You may notice a couple things about the cornering: first, it adds a new row on the side that the last pair of rings face; in a flat piece that rasters back and forth this means you will have an even number of whole motifs. Second, the cornering procedure adds a half-motif of width; if you are making a tube you will have to make all the later rows a bit wider than the first, then come back and finish the first row at the very end. In a flat piece, though, you can’t come back and fix it—so we need a new way of thinking about the motif.Instead of the ring/chain/ring/shoelace motif, which is basically a square with the thread entering and leaving at the center of opposite sides, what if we think about a motif of half-chain/ring/shoelace/ring/half-chain? This adds a half-motif at the beginning of the row, and the corner is simply a couple of motifs with an extra shoelace thrown in and doesn’t have to be broken down into its constituent parts. To my mind this is a little harder to see at first, but a lot more elegant than the original motif.The revised motif pattern is chain 6ds; ring 6ds, picot or join, 6ds; shoelace; ring 6ds, picot or join, 6ds; chain 6ds; with shoelaces between the rings and chains as needed to make the corners. This also makes the motif a square with the thread entering and exiting on opposite corners—which is a much more interesting beast. Squares that connect on their sides can be tiled in one direction, but squares that connect at their corners can be tiled in two dimensions, and can be tiled fractally. Consider the image at right; the thin lines are the sides of a square motif, the thick lines connect the corners that the threads enter and exit on, and the numbers are the order in which the motifs are made. A large square can be made up of nine smaller squares, and the large square is, again, a square with the thread entering and exiting on opposite corners. The motif has to be altered a little bit to allow cornering, because tatting chains have a natural curve to them, but not by much.
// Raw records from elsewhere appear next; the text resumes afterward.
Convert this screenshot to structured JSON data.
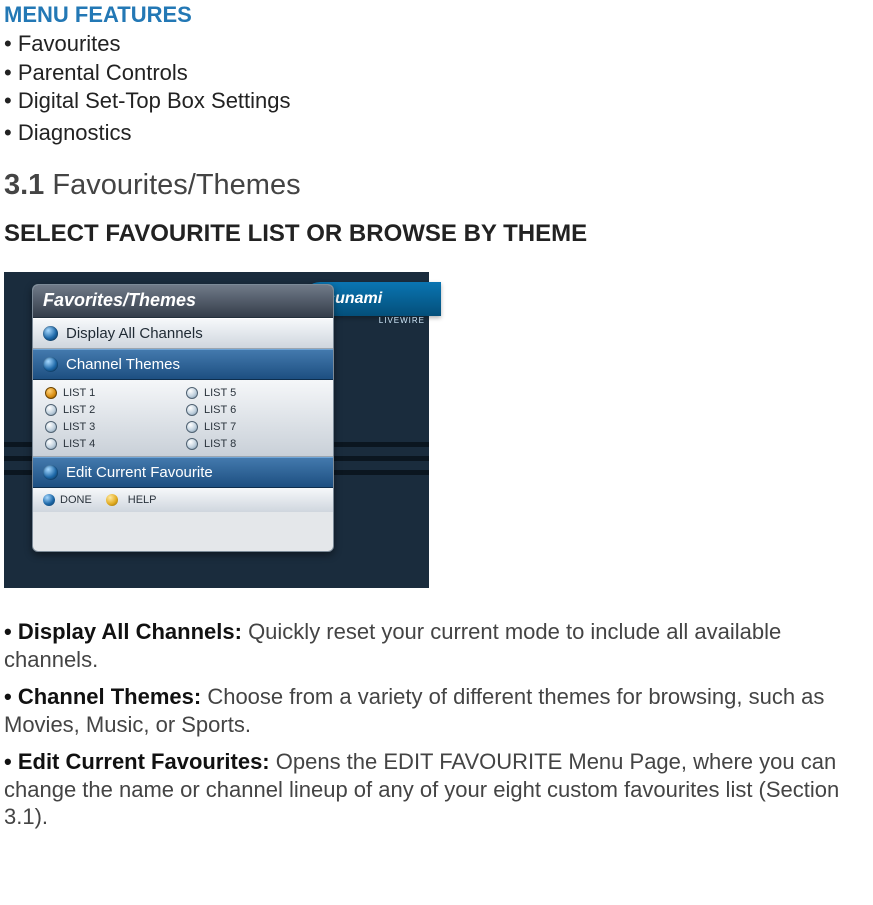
{
  "menu_header": "MENU FEATURES",
  "menu_items": [
    "Favourites",
    "Parental Controls",
    "Digital Set-Top Box Settings",
    "Diagnostics"
  ],
  "section_number": "3.1",
  "section_title": "Favourites/Themes",
  "sub_title": "SELECT FAVOURITE LIST OR BROWSE BY THEME",
  "ui": {
    "logo": "Tsunami",
    "logo_sub": "LIVEWIRE",
    "panel_title": "Favorites/Themes",
    "row_display_all": "Display All Channels",
    "row_channel_themes": "Channel Themes",
    "lists_left": [
      "LIST 1",
      "LIST 2",
      "LIST 3",
      "LIST 4"
    ],
    "lists_right": [
      "LIST 5",
      "LIST 6",
      "LIST 7",
      "LIST 8"
    ],
    "row_edit": "Edit Current Favourite",
    "footer_done": "DONE",
    "footer_help": "HELP"
  },
  "descriptions": [
    {
      "title": "Display All Channels:",
      "body": " Quickly reset your current mode to include all available channels."
    },
    {
      "title": "Channel Themes:",
      "body": " Choose from a variety of different themes for browsing, such as Movies, Music, or Sports."
    },
    {
      "title": "Edit Current Favourites:",
      "body": " Opens the EDIT FAVOURITE Menu Page, where you can change the name or channel lineup of any of your eight custom favourites list (Section 3.1)."
    }
  ]
}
A variant on this fractal pattern can be created by omitting the outside ring on the cornering motifs; I tried this purely because the double-shoelaced ring is a little awkward and doesn’t want to lie flat. The result is:
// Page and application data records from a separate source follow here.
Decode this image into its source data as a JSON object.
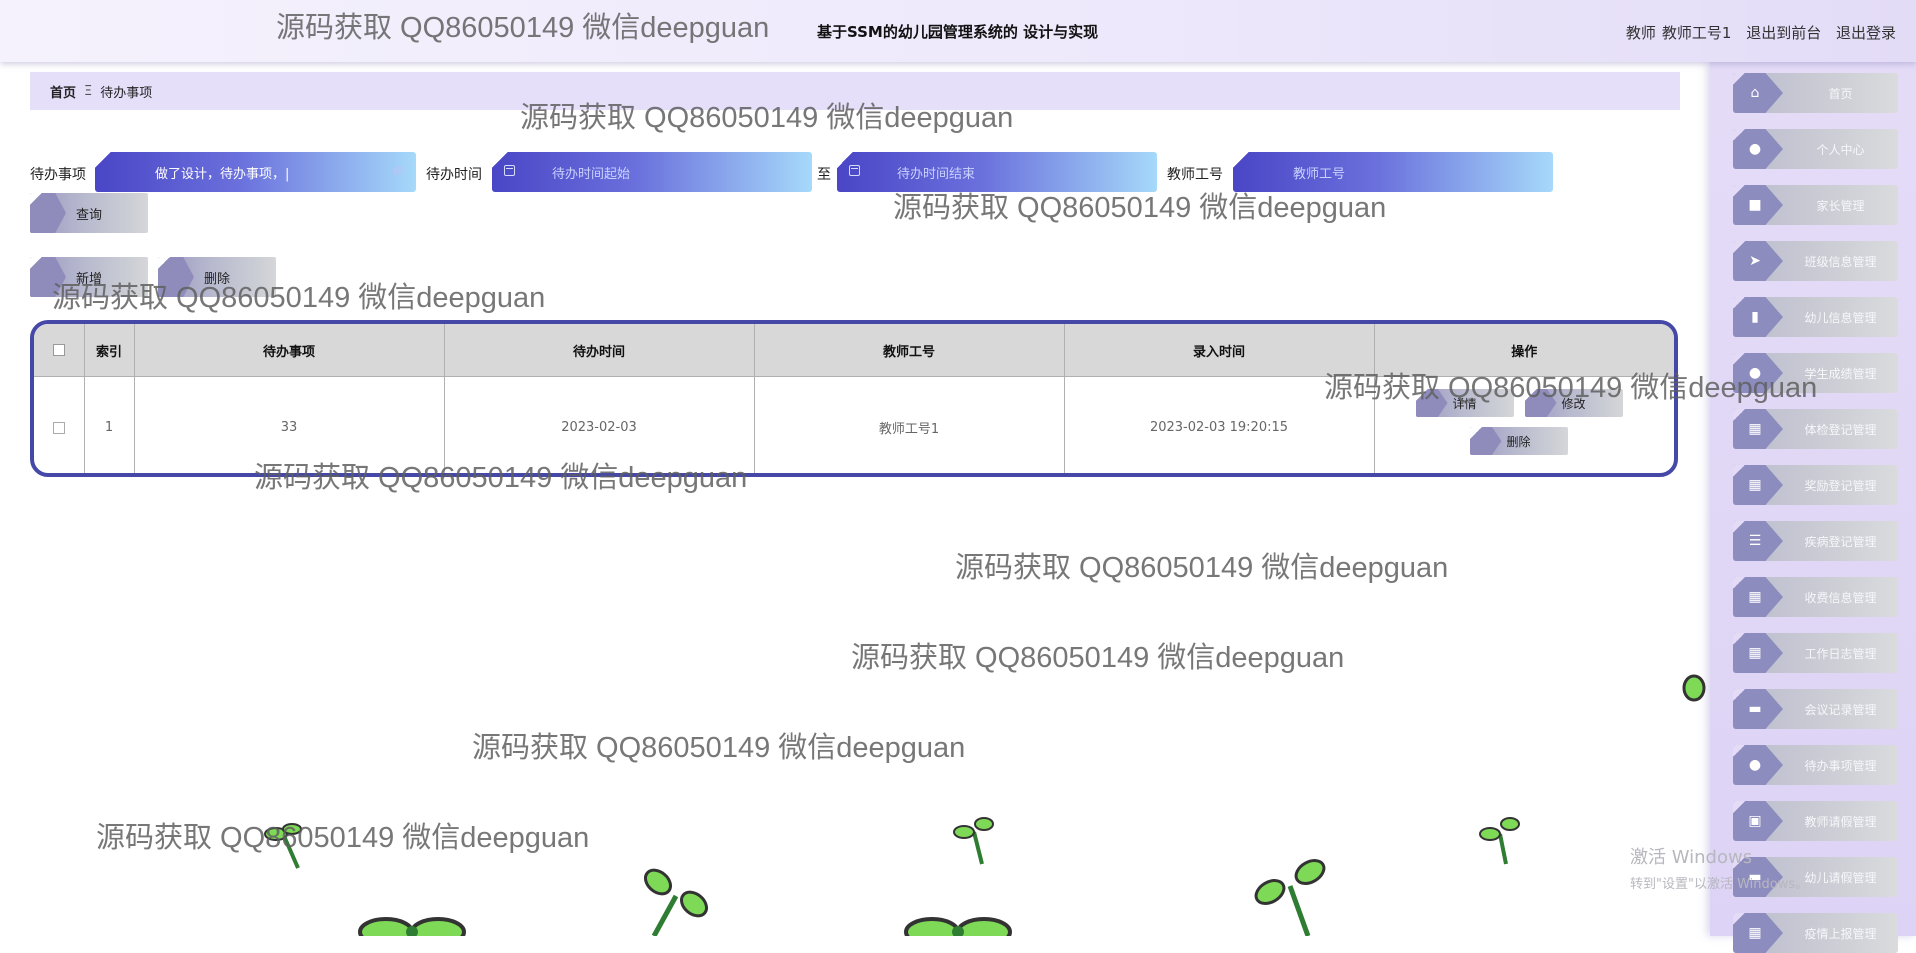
{
  "header": {
    "title": "基于SSM的幼儿园管理系统的 设计与实现",
    "user_role": "教师",
    "user_name": "教师工号1",
    "to_front_label": "退出到前台",
    "logout_label": "退出登录"
  },
  "breadcrumb": {
    "home": "首页",
    "separator": "Ξ",
    "current": "待办事项"
  },
  "search": {
    "item_label": "待办事项",
    "item_value": "做了设计，待办事项，|",
    "time_label": "待办时间",
    "time_start_placeholder": "待办时间起始",
    "time_to": "至",
    "time_end_placeholder": "待办时间结束",
    "teacher_label": "教师工号",
    "teacher_placeholder": "教师工号",
    "query_button": "查询"
  },
  "actions": {
    "add_button": "新增",
    "delete_button": "删除"
  },
  "table": {
    "headers": [
      "索引",
      "待办事项",
      "待办时间",
      "教师工号",
      "录入时间",
      "操作"
    ],
    "rows": [
      {
        "index": "1",
        "item": "33",
        "time": "2023-02-03",
        "teacher_no": "教师工号1",
        "created": "2023-02-03 19:20:15",
        "detail_label": "详情",
        "edit_label": "修改",
        "delete_label": "删除"
      }
    ]
  },
  "sidebar": {
    "items": [
      {
        "label": "首页",
        "icon": "home-icon"
      },
      {
        "label": "个人中心",
        "icon": "user-icon"
      },
      {
        "label": "家长管理",
        "icon": "briefcase-icon"
      },
      {
        "label": "班级信息管理",
        "icon": "send-icon"
      },
      {
        "label": "幼儿信息管理",
        "icon": "bar-chart-icon"
      },
      {
        "label": "学生成绩管理",
        "icon": "circle-icon"
      },
      {
        "label": "体检登记管理",
        "icon": "grid-icon"
      },
      {
        "label": "奖励登记管理",
        "icon": "grid-icon"
      },
      {
        "label": "疾病登记管理",
        "icon": "list-icon"
      },
      {
        "label": "收费信息管理",
        "icon": "grid-icon"
      },
      {
        "label": "工作日志管理",
        "icon": "calendar-icon"
      },
      {
        "label": "会议记录管理",
        "icon": "printer-icon"
      },
      {
        "label": "待办事项管理",
        "icon": "user-icon"
      },
      {
        "label": "教师请假管理",
        "icon": "clipboard-icon"
      },
      {
        "label": "幼儿请假管理",
        "icon": "printer-icon"
      },
      {
        "label": "疫情上报管理",
        "icon": "grid-icon"
      }
    ]
  },
  "watermark": "源码获取 QQ86050149 微信deepguan",
  "os_notice": {
    "line1": "激活 Windows",
    "line2": "转到\"设置\"以激活 Windows。"
  },
  "colors": {
    "accent": "#4648a8",
    "field_gradient_start": "#4a46c6",
    "field_gradient_end": "#a6d9fa",
    "sidebar_bg": "#e4dcf7",
    "breadcrumb_bg": "#e5dffa"
  }
}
which started in the top-right corner (omitting the starting half-chain and first ring) and makes a square of 81 motifs (nine blocks of nine motifs) before starting on another (the tail on the bottom left). It makes something of an interesting pattern, but I think in future I will keep the outside rings.
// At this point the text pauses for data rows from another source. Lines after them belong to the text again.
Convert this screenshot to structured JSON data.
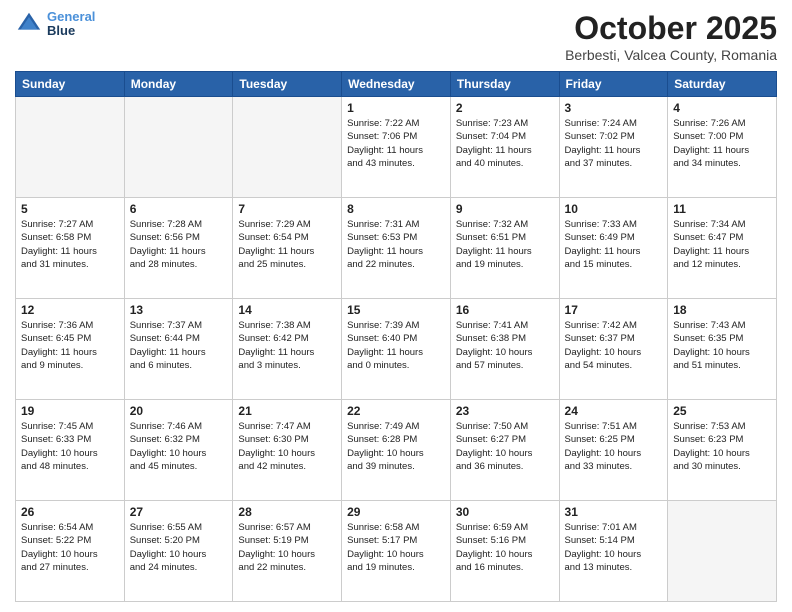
{
  "header": {
    "logo": {
      "line1": "General",
      "line2": "Blue"
    },
    "month": "October 2025",
    "location": "Berbesti, Valcea County, Romania"
  },
  "weekdays": [
    "Sunday",
    "Monday",
    "Tuesday",
    "Wednesday",
    "Thursday",
    "Friday",
    "Saturday"
  ],
  "weeks": [
    [
      {
        "day": "",
        "info": ""
      },
      {
        "day": "",
        "info": ""
      },
      {
        "day": "",
        "info": ""
      },
      {
        "day": "1",
        "info": "Sunrise: 7:22 AM\nSunset: 7:06 PM\nDaylight: 11 hours\nand 43 minutes."
      },
      {
        "day": "2",
        "info": "Sunrise: 7:23 AM\nSunset: 7:04 PM\nDaylight: 11 hours\nand 40 minutes."
      },
      {
        "day": "3",
        "info": "Sunrise: 7:24 AM\nSunset: 7:02 PM\nDaylight: 11 hours\nand 37 minutes."
      },
      {
        "day": "4",
        "info": "Sunrise: 7:26 AM\nSunset: 7:00 PM\nDaylight: 11 hours\nand 34 minutes."
      }
    ],
    [
      {
        "day": "5",
        "info": "Sunrise: 7:27 AM\nSunset: 6:58 PM\nDaylight: 11 hours\nand 31 minutes."
      },
      {
        "day": "6",
        "info": "Sunrise: 7:28 AM\nSunset: 6:56 PM\nDaylight: 11 hours\nand 28 minutes."
      },
      {
        "day": "7",
        "info": "Sunrise: 7:29 AM\nSunset: 6:54 PM\nDaylight: 11 hours\nand 25 minutes."
      },
      {
        "day": "8",
        "info": "Sunrise: 7:31 AM\nSunset: 6:53 PM\nDaylight: 11 hours\nand 22 minutes."
      },
      {
        "day": "9",
        "info": "Sunrise: 7:32 AM\nSunset: 6:51 PM\nDaylight: 11 hours\nand 19 minutes."
      },
      {
        "day": "10",
        "info": "Sunrise: 7:33 AM\nSunset: 6:49 PM\nDaylight: 11 hours\nand 15 minutes."
      },
      {
        "day": "11",
        "info": "Sunrise: 7:34 AM\nSunset: 6:47 PM\nDaylight: 11 hours\nand 12 minutes."
      }
    ],
    [
      {
        "day": "12",
        "info": "Sunrise: 7:36 AM\nSunset: 6:45 PM\nDaylight: 11 hours\nand 9 minutes."
      },
      {
        "day": "13",
        "info": "Sunrise: 7:37 AM\nSunset: 6:44 PM\nDaylight: 11 hours\nand 6 minutes."
      },
      {
        "day": "14",
        "info": "Sunrise: 7:38 AM\nSunset: 6:42 PM\nDaylight: 11 hours\nand 3 minutes."
      },
      {
        "day": "15",
        "info": "Sunrise: 7:39 AM\nSunset: 6:40 PM\nDaylight: 11 hours\nand 0 minutes."
      },
      {
        "day": "16",
        "info": "Sunrise: 7:41 AM\nSunset: 6:38 PM\nDaylight: 10 hours\nand 57 minutes."
      },
      {
        "day": "17",
        "info": "Sunrise: 7:42 AM\nSunset: 6:37 PM\nDaylight: 10 hours\nand 54 minutes."
      },
      {
        "day": "18",
        "info": "Sunrise: 7:43 AM\nSunset: 6:35 PM\nDaylight: 10 hours\nand 51 minutes."
      }
    ],
    [
      {
        "day": "19",
        "info": "Sunrise: 7:45 AM\nSunset: 6:33 PM\nDaylight: 10 hours\nand 48 minutes."
      },
      {
        "day": "20",
        "info": "Sunrise: 7:46 AM\nSunset: 6:32 PM\nDaylight: 10 hours\nand 45 minutes."
      },
      {
        "day": "21",
        "info": "Sunrise: 7:47 AM\nSunset: 6:30 PM\nDaylight: 10 hours\nand 42 minutes."
      },
      {
        "day": "22",
        "info": "Sunrise: 7:49 AM\nSunset: 6:28 PM\nDaylight: 10 hours\nand 39 minutes."
      },
      {
        "day": "23",
        "info": "Sunrise: 7:50 AM\nSunset: 6:27 PM\nDaylight: 10 hours\nand 36 minutes."
      },
      {
        "day": "24",
        "info": "Sunrise: 7:51 AM\nSunset: 6:25 PM\nDaylight: 10 hours\nand 33 minutes."
      },
      {
        "day": "25",
        "info": "Sunrise: 7:53 AM\nSunset: 6:23 PM\nDaylight: 10 hours\nand 30 minutes."
      }
    ],
    [
      {
        "day": "26",
        "info": "Sunrise: 6:54 AM\nSunset: 5:22 PM\nDaylight: 10 hours\nand 27 minutes."
      },
      {
        "day": "27",
        "info": "Sunrise: 6:55 AM\nSunset: 5:20 PM\nDaylight: 10 hours\nand 24 minutes."
      },
      {
        "day": "28",
        "info": "Sunrise: 6:57 AM\nSunset: 5:19 PM\nDaylight: 10 hours\nand 22 minutes."
      },
      {
        "day": "29",
        "info": "Sunrise: 6:58 AM\nSunset: 5:17 PM\nDaylight: 10 hours\nand 19 minutes."
      },
      {
        "day": "30",
        "info": "Sunrise: 6:59 AM\nSunset: 5:16 PM\nDaylight: 10 hours\nand 16 minutes."
      },
      {
        "day": "31",
        "info": "Sunrise: 7:01 AM\nSunset: 5:14 PM\nDaylight: 10 hours\nand 13 minutes."
      },
      {
        "day": "",
        "info": ""
      }
    ]
  ]
}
Random note: the pattern I gave has a lot of units of 6ds, and is suitable for smaller threads; if you are working in larger threads, you may want to do 8ds or even more every time I called for 6. The purse is in a nominally size-10 thread, but I think is mis-sized, and using a smaller needle; the flat fractal piece is a more standard size-10 cotton with a #5 needle, and I used 8ds-picot-8ds rings.